Problem statement -> Print the records below exactly, with no pictures.

★ ★ ★

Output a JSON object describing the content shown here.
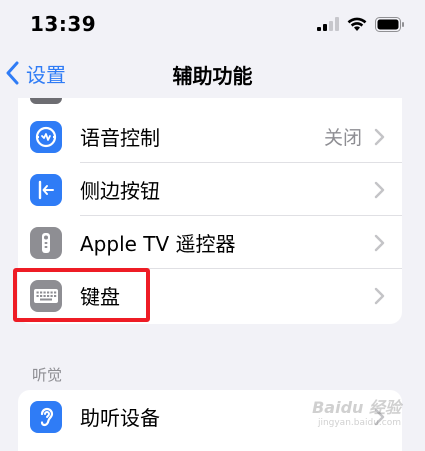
{
  "status_bar": {
    "time": "13:39"
  },
  "nav": {
    "back_label": "设置",
    "title": "辅助功能"
  },
  "settings_rows": [
    {
      "label": "语音控制",
      "value": "关闭",
      "icon": "voice-control-icon"
    },
    {
      "label": "侧边按钮",
      "value": "",
      "icon": "side-button-icon"
    },
    {
      "label": "Apple TV 遥控器",
      "value": "",
      "icon": "apple-tv-remote-icon"
    },
    {
      "label": "键盘",
      "value": "",
      "icon": "keyboard-icon"
    }
  ],
  "hearing_section": {
    "header": "听觉",
    "rows": [
      {
        "label": "助听设备",
        "value": "",
        "icon": "hearing-aid-icon"
      }
    ]
  },
  "watermark": {
    "brand": "Baidu 经验",
    "url": "jingyan.baidu.com"
  },
  "colors": {
    "accent": "#2f7cf6",
    "background": "#f2f2f7",
    "highlight": "#ee1c25",
    "icon_blue": "#2f7cf6",
    "icon_gray": "#8e8e93"
  }
}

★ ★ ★

Task response ->
Output a JSON object describing the content shown here.
{
  "status_bar": {
    "time": "13:39"
  },
  "nav": {
    "back_label": "设置",
    "title": "辅助功能"
  },
  "settings_rows": [
    {
      "label": "语音控制",
      "value": "关闭",
      "icon": "voice-control-icon"
    },
    {
      "label": "侧边按钮",
      "value": "",
      "icon": "side-button-icon"
    },
    {
      "label": "Apple TV 遥控器",
      "value": "",
      "icon": "apple-tv-remote-icon"
    },
    {
      "label": "键盘",
      "value": "",
      "icon": "keyboard-icon"
    }
  ],
  "hearing_section": {
    "header": "听觉",
    "rows": [
      {
        "label": "助听设备",
        "value": "",
        "icon": "hearing-aid-icon"
      }
    ]
  },
  "watermark": {
    "brand": "Baidu 经验",
    "url": "jingyan.baidu.com"
  },
  "colors": {
    "accent": "#2f7cf6",
    "background": "#f2f2f7",
    "highlight": "#ee1c25",
    "icon_blue": "#2f7cf6",
    "icon_gray": "#8e8e93"
  }
}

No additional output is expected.